[Opening Raw data section]

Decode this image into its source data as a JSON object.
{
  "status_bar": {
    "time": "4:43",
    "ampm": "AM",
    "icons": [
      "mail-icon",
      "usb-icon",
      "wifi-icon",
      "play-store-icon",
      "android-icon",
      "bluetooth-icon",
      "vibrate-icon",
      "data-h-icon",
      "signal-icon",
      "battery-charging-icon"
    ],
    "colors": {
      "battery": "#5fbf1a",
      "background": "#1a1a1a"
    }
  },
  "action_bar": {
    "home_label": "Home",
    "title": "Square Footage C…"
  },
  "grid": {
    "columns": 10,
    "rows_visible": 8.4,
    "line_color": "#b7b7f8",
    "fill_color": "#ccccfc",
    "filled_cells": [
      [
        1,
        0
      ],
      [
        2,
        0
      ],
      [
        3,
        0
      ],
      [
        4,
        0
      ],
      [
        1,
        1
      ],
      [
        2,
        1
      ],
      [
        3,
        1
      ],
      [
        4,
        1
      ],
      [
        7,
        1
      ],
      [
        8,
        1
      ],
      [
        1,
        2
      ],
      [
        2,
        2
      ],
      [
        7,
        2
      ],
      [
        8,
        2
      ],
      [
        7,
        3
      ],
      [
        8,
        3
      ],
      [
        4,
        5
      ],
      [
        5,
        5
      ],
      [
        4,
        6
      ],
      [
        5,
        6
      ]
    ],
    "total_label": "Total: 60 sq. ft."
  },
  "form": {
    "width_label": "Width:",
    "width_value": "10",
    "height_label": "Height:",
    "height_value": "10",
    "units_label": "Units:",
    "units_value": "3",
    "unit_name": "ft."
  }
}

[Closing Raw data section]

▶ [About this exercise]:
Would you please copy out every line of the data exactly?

▶ [Result of this task]:
Decode this image into its source data as a JSON object.
{
  "status_bar": {
    "time": "4:43",
    "ampm": "AM",
    "icons": [
      "mail-icon",
      "usb-icon",
      "wifi-icon",
      "play-store-icon",
      "android-icon",
      "bluetooth-icon",
      "vibrate-icon",
      "data-h-icon",
      "signal-icon",
      "battery-charging-icon"
    ],
    "colors": {
      "battery": "#5fbf1a",
      "background": "#1a1a1a"
    }
  },
  "action_bar": {
    "home_label": "Home",
    "title": "Square Footage C…"
  },
  "grid": {
    "columns": 10,
    "rows_visible": 8.4,
    "line_color": "#b7b7f8",
    "fill_color": "#ccccfc",
    "filled_cells": [
      [
        1,
        0
      ],
      [
        2,
        0
      ],
      [
        3,
        0
      ],
      [
        4,
        0
      ],
      [
        1,
        1
      ],
      [
        2,
        1
      ],
      [
        3,
        1
      ],
      [
        4,
        1
      ],
      [
        7,
        1
      ],
      [
        8,
        1
      ],
      [
        1,
        2
      ],
      [
        2,
        2
      ],
      [
        7,
        2
      ],
      [
        8,
        2
      ],
      [
        7,
        3
      ],
      [
        8,
        3
      ],
      [
        4,
        5
      ],
      [
        5,
        5
      ],
      [
        4,
        6
      ],
      [
        5,
        6
      ]
    ],
    "total_label": "Total: 60 sq. ft."
  },
  "form": {
    "width_label": "Width:",
    "width_value": "10",
    "height_label": "Height:",
    "height_value": "10",
    "units_label": "Units:",
    "units_value": "3",
    "unit_name": "ft."
  }
}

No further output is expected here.